The second basis for the court's conclusion is more sweeping and perhaps more troubling for brokers. The court rules that in failing to give the seller, the principal, vital information in the form of the names of the prospective buyers, the broker breached its fiduciary relationship with the sellers. This alone, says the court, vitiates any contractual obligation the broker could claim (and presumably, and quantum meruit possibilities.
Comment: The Illinois court "gaveth and tooketh away." The generous ruling on procuring cause helps brokers. But the ruling on "innocent purchasers," and particularly the ruling on the fiduciary duty to reveal the identity of prospects, may be very harmful. Consider, for instance, the situation in which a broker strikes an open listing deal on one property with a developer who has a number of properties for sale. The broker might be concerned that the developer might not sell to the broker's prospect, but later might contact the prospect and sell the prospect other property not covered by the open listing. Concerned about this, the broker may be reluctant to reveal the name of the prospect, at least until a deal is imminent. Has the broker breached a fiduciary duty? Would such breach render the broker liable for damages? Would such breach void the broker's claim for commission if the property sold to some other prospect of the broker? Note that in the case at hand the developer knew that the broker had not revealed the propsect's name and apparently did not object too strenuously.
As another twist, would the developer in the above scenario somehow be guilty of a breach of good faith and fair dealing if the developer did contact the prospects regarding other property, assuming the broker did reveal the names? Couldn't the broker have protected his or her interests by contracting to protect the commission right with respect to this prospect regarding all of developer's properties? Isn't that enough?
Items in the Daily Development section generally are extracted from the Quarterly Report on Developments in Real Estate Law, published by the ABA Section on Real Property, Probate & Trust Law. Subscriptions to the Quarterly Report are available to Section members only. The cost is nominal. For the last five years, these Reports annually have been collated, updated, indexed and bound into the Annual Survey of Developments in Real Estate Law, volumes 1-5, published by the ABA Press. The Annual Survey volumes are available for sale to the public. Contact Shawn Kaminsky at the ABA. (312) 988 5260. Readers are urged to respond, comment, and argue with the daily development or the editor's comments about it.

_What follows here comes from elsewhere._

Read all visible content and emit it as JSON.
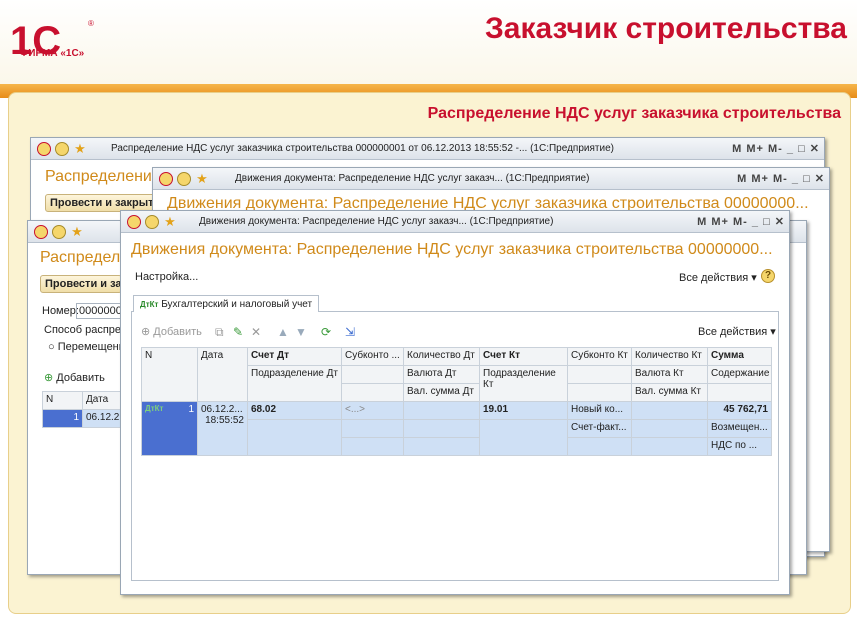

Items reported in the Daily Development and in the ABA publications are for general information purposes only and should not be relied upon in the course of representation or in the forming of decisions in legal matters. Items in the Daily Development are the sole responsibility of the DIRT editor and are in no sense the publication of the ABA.